Discoveries: Japan’s oldest spinning top recently uncovered in ancient settlement with links to Korean immigrants
What is likely to be Japan’s oldest spinning tip was recently unearthed in the Minami-Shiga archaeological site in Otsu, Shiga Prefecture. The site was thought to have been inhabited by immigrants from the Korean Peninsula. The top was unearthed together with other ceremonial items such as sacred spikes and peach seeds. Judging from pottery sherds found in the same ditch, the wooden spinning top, dates to the late Kofun period, which lasted from the late 6th to early 7th century.
Liangzhu Culture Management Committee and Shanghai Jiaotong University are currently working on a digital project for the archaeological ruins of Liangzhu city in China, which was inscribed on WHL last year. In order to create user-friendly digital platforms, we’re looking for non-Chinese culture lovers who have been to or are currently residing in mainland China to attend paid interviews. If you're interested in participating, please find more info on the flyer here.
A personal tribute to Sarah Nelson
Gina L. Barnes
Sarah Milledge Nelson (1931–2020) reached the ripe old age of 88 and a half before she succumbed to the long-standing leukemia and late developing kidney problems that led to her death on April 27th. These did not keep her from attending a conference in Germany in January where we last met – I have never known anyone more adventurous and ready to travel.

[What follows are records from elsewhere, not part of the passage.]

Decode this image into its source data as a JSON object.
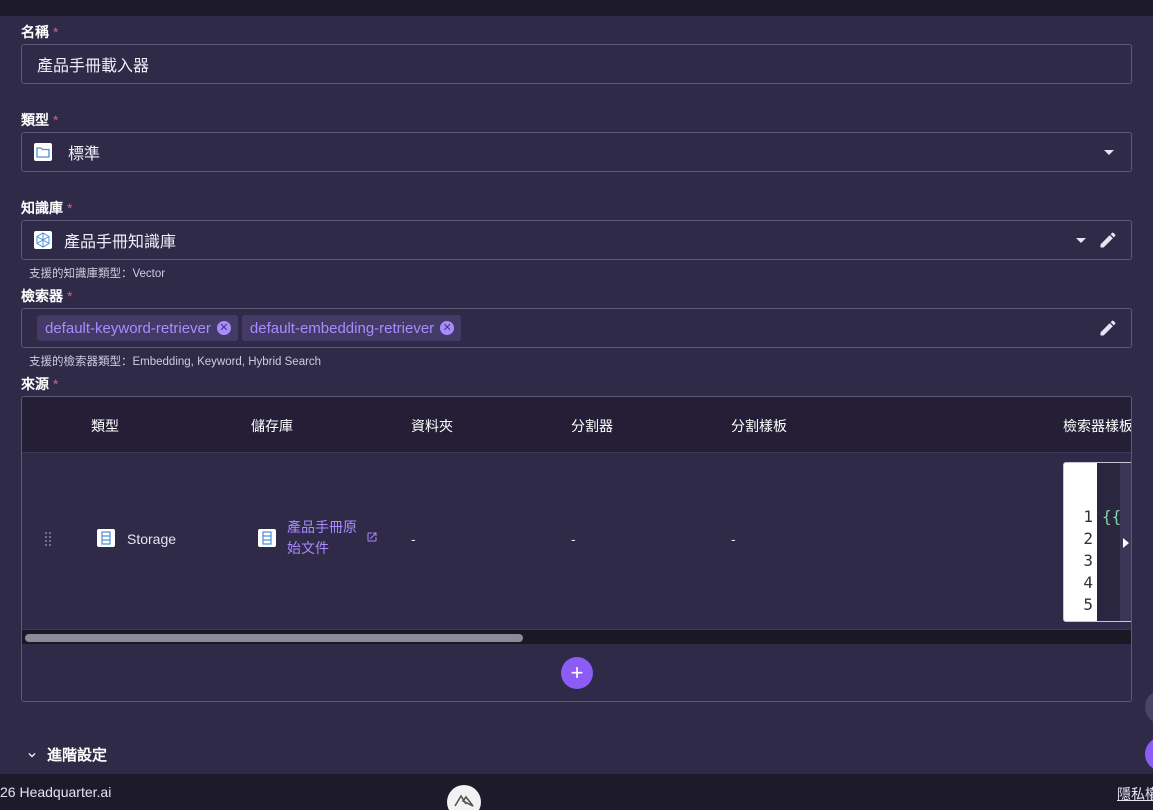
{
  "form": {
    "name": {
      "label": "名稱",
      "required": "*",
      "value": "產品手冊載入器"
    },
    "type": {
      "label": "類型",
      "required": "*",
      "value": "標準",
      "icon": "folder-icon"
    },
    "knowledge_base": {
      "label": "知識庫",
      "required": "*",
      "value": "產品手冊知識庫",
      "hint": "支援的知識庫類型：Vector",
      "icon": "cube-network-icon"
    },
    "retriever": {
      "label": "檢索器",
      "required": "*",
      "chips": [
        "default-keyword-retriever",
        "default-embedding-retriever"
      ],
      "hint": "支援的檢索器類型：Embedding, Keyword, Hybrid Search"
    },
    "source": {
      "label": "來源",
      "required": "*"
    }
  },
  "table": {
    "headers": [
      "類型",
      "儲存庫",
      "資料夾",
      "分割器",
      "分割樣板",
      "檢索器樣板"
    ],
    "rows": [
      {
        "type": "Storage",
        "repository_line1": "產品手冊原",
        "repository_line2": "始文件",
        "folder": "-",
        "splitter": "-",
        "split_template": "-",
        "editor_lines": [
          "1",
          "2",
          "3",
          "4",
          "5"
        ],
        "editor_code": "{{"
      }
    ],
    "add_label": "+"
  },
  "advanced_label": "進階設定",
  "footer": {
    "copyright": "26 Headquarter.ai",
    "privacy_link": "隱私權"
  },
  "colors": {
    "accent": "#8b5cf6",
    "chip_text": "#a98bff",
    "required": "#ff4d6d",
    "panel": "#2f2a47"
  }
}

She admitted that her family motto was “Why not? … especially if the question has ‘go’ in it”!
Sarah put enormous amounts of energy into her chosen fields of, first, Korean archaeology, then northeastern Chinese archaeology, and finally into gender studies. In the first two, she has been a path-breaker, treading where few Western women were allowed to go. In the latter, she was a pioneer in challenging patriarchical organization of archaeology, publishing, and fieldwork through her entire career, culminating in her book on Shamans, Queens, and Figurines cited below. For those who want to hear about her life in her words, she gives extensive autobiographical contexts for each stage of her research in this book; they are an eye-opener to the hurdles she had to overcome in becoming one of the foremost East Asian archaeology scholars today. Moreover, they illustrate how serendipitous the development of research can be, where barriers and opportunities crop up in unexpected quarters – a good lesson for beginning students. I wish more of us would be as brave as Sarah to write about our career experiences, warts and all; they form important contexts for and constraints on the development of our thinking.

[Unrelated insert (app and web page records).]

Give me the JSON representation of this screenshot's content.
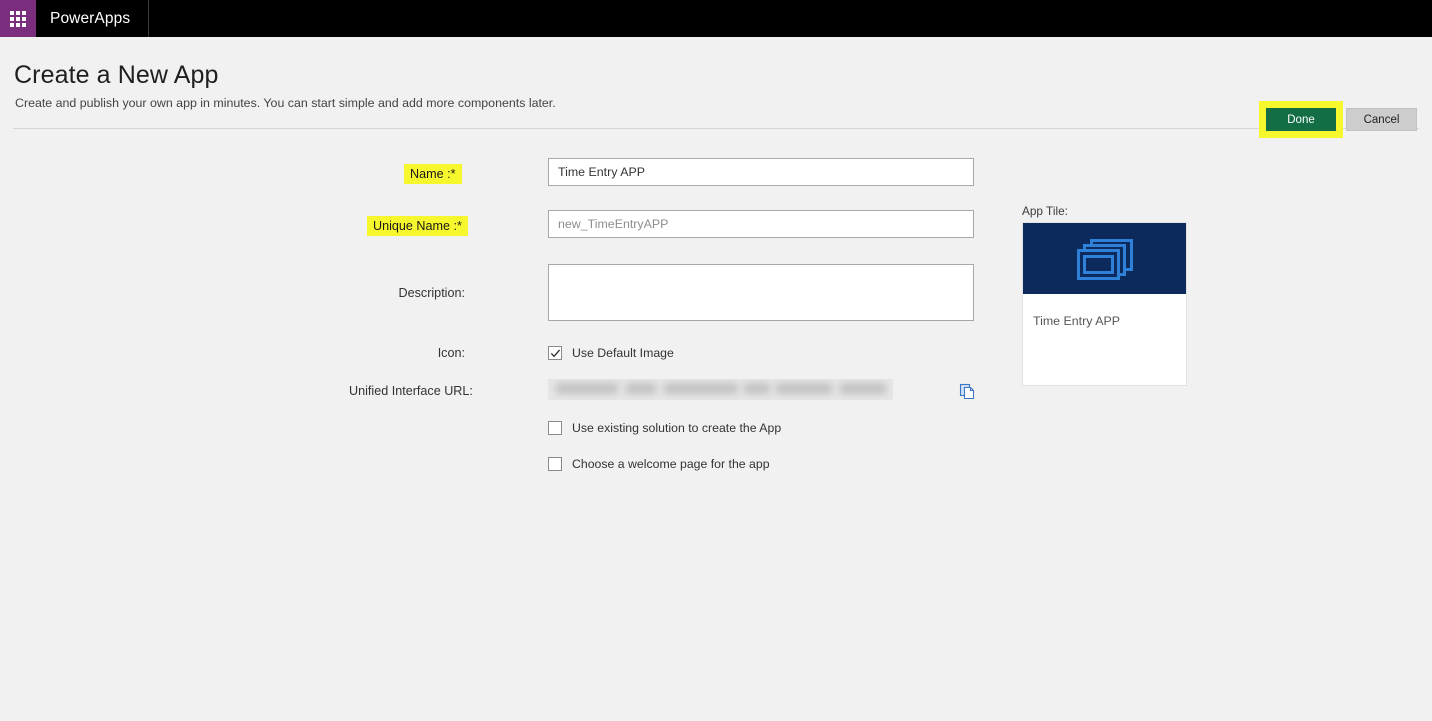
{
  "suite_bar": {
    "waffle_icon": "app-launcher-waffle-icon",
    "brand": "PowerApps"
  },
  "header": {
    "title": "Create a New App",
    "subtitle": "Create and publish your own app in minutes. You can start simple and add more components later.",
    "done_label": "Done",
    "cancel_label": "Cancel",
    "done_highlight_color": "#f7f72e",
    "done_button_color": "#136e46",
    "cancel_button_color": "#cdcdcd"
  },
  "form": {
    "name": {
      "label": "Name :*",
      "value": "Time Entry APP",
      "highlighted": true
    },
    "unique_name": {
      "label": "Unique Name :*",
      "value": "new_TimeEntryAPP",
      "highlighted": true
    },
    "description": {
      "label": "Description:",
      "value": "",
      "placeholder": ""
    },
    "icon": {
      "label": "Icon:",
      "checkbox_label": "Use Default Image",
      "checked": true
    },
    "unified_interface_url": {
      "label": "Unified Interface URL:",
      "value": "",
      "redacted": true,
      "copy_icon": "copy-icon"
    },
    "use_existing_solution": {
      "label": "Use existing solution to create the App",
      "checked": false
    },
    "choose_welcome_page": {
      "label": "Choose a welcome page for the app",
      "checked": false
    }
  },
  "app_tile": {
    "label": "App Tile:",
    "name": "Time Entry APP",
    "header_color": "#0c2a5c",
    "icon_color": "#2f80d8",
    "icon_name": "stacked-windows-icon"
  }
}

As the SEAA is now moving towards a 3-year conference cycle, we have also been in the process of updating our membership system to align with this change. This has now been implemented on the website for all new or renewing memberships. What this means in practical terms is that when you go to renew your membership, the options are now Regular and Concessionary 3-year fixed term. If you renew or join anytime this year, your membership will now last until December 31st, 2022. If you renew or join anytime in 2021, then your membership will last until December 31st, 2023, and so on.